BEGIN SUPPLIED MATERIAL
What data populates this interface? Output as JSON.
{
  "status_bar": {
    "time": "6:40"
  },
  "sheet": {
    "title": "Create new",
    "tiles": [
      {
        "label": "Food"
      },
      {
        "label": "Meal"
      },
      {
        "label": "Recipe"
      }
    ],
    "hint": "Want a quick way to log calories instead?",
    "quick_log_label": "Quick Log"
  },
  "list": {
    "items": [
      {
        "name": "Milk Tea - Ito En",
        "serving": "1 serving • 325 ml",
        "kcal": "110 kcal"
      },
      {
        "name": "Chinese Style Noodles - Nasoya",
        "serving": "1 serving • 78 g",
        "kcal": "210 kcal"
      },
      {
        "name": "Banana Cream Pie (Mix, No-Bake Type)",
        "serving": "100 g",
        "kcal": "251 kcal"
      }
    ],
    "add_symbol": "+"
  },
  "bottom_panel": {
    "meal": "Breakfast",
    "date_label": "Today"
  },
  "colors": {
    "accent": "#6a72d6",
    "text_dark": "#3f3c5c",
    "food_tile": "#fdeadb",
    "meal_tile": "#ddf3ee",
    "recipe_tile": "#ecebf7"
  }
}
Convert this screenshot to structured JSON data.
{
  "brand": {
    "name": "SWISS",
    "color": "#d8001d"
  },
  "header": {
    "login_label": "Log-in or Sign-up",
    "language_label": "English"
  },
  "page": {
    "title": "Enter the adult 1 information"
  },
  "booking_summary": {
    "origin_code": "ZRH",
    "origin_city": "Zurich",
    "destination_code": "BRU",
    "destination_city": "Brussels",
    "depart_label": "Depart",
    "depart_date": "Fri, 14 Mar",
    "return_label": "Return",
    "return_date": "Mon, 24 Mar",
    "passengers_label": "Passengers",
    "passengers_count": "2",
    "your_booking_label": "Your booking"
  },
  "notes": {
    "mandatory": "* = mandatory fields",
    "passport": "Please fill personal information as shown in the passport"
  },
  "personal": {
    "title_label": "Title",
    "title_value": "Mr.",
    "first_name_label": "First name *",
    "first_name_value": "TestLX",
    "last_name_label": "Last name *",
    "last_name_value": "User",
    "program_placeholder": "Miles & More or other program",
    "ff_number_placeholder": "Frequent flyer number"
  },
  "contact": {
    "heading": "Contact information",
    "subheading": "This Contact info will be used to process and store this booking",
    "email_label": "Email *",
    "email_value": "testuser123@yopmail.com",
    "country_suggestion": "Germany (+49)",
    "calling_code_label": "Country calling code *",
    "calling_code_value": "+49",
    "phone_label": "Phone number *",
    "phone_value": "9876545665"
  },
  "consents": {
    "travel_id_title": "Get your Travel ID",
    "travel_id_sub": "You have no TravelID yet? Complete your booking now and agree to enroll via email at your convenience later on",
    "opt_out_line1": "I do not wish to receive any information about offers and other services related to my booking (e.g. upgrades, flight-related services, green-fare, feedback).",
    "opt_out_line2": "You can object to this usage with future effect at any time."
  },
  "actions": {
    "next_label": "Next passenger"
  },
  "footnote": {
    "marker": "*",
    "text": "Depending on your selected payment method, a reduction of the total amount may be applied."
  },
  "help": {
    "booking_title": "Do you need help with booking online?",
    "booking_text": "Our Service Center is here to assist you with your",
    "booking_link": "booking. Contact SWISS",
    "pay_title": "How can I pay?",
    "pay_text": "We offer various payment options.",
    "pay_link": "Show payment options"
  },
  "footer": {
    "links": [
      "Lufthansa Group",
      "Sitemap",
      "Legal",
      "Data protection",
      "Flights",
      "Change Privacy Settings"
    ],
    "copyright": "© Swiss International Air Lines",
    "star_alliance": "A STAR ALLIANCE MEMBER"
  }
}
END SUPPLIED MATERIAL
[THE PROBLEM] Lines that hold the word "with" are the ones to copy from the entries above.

[THE COMPLETED TASK]
    "opt_out_line2": "You can object to this usage with future effect at any time."
    "booking_title": "Do you need help with booking online?",
    "booking_text": "Our Service Center is here to assist you with your",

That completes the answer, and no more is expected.